So ever since, I've been waiting for someone to interview me. And waiting. And waiting. Now I'm beginning to think nobody wants to interview me. So I guess I'll have to do it myself. Herewith, the Interview:

The Blog: When did you decide you wanted to become a writer?

Me: I've always wanted to write. In fact, I wrote my first novel at the age of five, a hardboiled tale of violence and revenge called The Velveteen Rabbit Takes Names and Kicks Ass. It would have been a blockbuster, but all the major publishers rejected it. "We don't do fanfic" was the typical turn-down.

The Blog: But you didn't give up.

Me: Oh, no. I went on to write Nancy Drew to an Inside Straight, a boldly sexual tale of Nancy and Ned and a red-hot strip poker game in which Nancy's best friend, the ambigously named "George," is also involved. Naturally the cowardly big-time publishing establishment turned that one down, too. "Fanfic is not acceptable," they said, "much less erotic fanfic."

The Blog: That must have been discouraging.

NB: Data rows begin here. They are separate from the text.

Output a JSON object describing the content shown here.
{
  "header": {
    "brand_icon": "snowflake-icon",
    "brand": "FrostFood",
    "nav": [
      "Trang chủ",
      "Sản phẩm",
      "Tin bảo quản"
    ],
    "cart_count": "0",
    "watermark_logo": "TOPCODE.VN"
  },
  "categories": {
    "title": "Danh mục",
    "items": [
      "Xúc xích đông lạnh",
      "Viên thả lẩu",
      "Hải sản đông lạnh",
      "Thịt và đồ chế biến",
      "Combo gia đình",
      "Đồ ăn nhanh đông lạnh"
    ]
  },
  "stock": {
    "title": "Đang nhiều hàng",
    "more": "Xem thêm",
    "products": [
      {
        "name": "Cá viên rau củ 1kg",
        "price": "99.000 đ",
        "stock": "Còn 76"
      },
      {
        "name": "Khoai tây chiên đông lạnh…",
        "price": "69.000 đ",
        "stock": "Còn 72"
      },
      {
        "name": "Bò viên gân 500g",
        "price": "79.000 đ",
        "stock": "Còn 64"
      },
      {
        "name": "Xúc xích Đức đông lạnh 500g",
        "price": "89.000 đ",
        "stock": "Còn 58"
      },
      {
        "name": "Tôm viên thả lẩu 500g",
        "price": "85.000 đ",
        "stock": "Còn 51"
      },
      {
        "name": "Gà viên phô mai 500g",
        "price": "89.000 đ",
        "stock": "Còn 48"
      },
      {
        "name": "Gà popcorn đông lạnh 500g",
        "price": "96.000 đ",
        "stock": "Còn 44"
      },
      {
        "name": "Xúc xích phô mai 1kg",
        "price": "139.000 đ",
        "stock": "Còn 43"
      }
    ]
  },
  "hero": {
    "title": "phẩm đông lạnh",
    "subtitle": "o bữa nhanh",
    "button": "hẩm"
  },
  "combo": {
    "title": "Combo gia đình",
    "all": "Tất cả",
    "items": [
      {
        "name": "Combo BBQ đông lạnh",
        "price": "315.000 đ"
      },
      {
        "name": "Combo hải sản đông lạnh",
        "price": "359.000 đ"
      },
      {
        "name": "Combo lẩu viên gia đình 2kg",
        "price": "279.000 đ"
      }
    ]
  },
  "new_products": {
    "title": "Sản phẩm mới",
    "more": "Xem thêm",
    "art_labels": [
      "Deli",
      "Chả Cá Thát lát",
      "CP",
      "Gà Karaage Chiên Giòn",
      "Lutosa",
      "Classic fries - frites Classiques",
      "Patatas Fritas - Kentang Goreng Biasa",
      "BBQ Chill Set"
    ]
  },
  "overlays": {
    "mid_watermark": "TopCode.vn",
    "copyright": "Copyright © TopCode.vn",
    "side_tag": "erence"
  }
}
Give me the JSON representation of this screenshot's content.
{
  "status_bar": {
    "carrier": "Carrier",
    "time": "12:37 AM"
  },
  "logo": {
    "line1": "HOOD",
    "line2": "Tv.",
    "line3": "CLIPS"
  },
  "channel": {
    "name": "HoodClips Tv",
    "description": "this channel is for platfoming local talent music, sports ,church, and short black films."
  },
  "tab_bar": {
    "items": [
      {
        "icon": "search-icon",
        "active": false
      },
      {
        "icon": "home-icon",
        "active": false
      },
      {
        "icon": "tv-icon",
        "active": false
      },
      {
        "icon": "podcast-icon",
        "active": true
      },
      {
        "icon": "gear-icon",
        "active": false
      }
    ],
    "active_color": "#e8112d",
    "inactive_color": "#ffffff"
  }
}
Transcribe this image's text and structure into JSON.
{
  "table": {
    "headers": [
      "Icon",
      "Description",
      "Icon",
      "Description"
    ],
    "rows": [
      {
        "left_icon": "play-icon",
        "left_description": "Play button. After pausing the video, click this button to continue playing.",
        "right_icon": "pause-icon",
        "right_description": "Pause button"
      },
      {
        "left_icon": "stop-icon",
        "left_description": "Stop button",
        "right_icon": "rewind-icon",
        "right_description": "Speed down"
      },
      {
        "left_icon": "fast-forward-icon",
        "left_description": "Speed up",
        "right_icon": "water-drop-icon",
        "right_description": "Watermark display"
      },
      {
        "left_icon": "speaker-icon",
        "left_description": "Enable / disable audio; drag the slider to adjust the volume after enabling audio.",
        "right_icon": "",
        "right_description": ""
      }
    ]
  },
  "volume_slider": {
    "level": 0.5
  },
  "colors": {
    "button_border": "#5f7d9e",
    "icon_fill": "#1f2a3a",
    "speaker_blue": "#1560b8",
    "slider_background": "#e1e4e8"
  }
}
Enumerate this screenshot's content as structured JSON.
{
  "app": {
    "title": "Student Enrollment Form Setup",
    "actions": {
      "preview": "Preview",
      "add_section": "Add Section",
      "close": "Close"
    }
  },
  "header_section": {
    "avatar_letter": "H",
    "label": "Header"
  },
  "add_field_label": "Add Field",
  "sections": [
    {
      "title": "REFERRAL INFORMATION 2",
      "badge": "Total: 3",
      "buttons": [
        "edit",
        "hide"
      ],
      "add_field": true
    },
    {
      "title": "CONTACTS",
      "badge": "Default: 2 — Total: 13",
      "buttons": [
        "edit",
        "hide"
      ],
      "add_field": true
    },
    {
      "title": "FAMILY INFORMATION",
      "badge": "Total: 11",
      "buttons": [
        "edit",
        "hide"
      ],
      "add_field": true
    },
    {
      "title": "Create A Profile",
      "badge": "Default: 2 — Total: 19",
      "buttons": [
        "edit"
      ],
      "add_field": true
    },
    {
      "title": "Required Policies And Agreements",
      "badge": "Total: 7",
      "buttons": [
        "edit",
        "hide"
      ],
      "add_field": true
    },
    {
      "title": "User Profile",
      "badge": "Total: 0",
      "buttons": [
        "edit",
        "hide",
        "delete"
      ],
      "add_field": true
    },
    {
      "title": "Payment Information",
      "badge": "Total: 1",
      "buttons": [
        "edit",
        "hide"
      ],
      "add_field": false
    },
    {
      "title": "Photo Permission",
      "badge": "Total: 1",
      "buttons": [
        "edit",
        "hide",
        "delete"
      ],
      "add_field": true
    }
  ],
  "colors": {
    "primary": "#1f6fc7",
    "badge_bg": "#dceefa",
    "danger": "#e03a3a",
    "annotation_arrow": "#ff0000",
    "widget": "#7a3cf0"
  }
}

Me: You bet it was. I almost didn't write Aunt Gertrude Does Detroit. Frank and Joe Hardy are shocked to discover that their aunt is moonlighting as a pole dancer in a seedy dive, where she does a little diving of her own, if you know what I mean and I think you do.

The Blog: Yes. I do. Maybe. And let me guess: fanfic.

Me: Too true. But . . . .

The Blog: I'm sorry, but we've run out of time. Thanks for being our interview subject.

Me (tugging my forelock and digging my toe into the rug): No. . . thank you. Thank you very much.

Sunday, December 19, 2004

A Hardluck Writer

A Hardluck Writer

Dave Zeltserman, author of the excellent Fast Lane, has started a blog. Fast Lane was published by a small press, and now Dave is on the verge of getting his new book, Outsourced, bought by a major house. Or so he hopes. He's going to chronicle his experiences in the blog, and it should be interesting reading.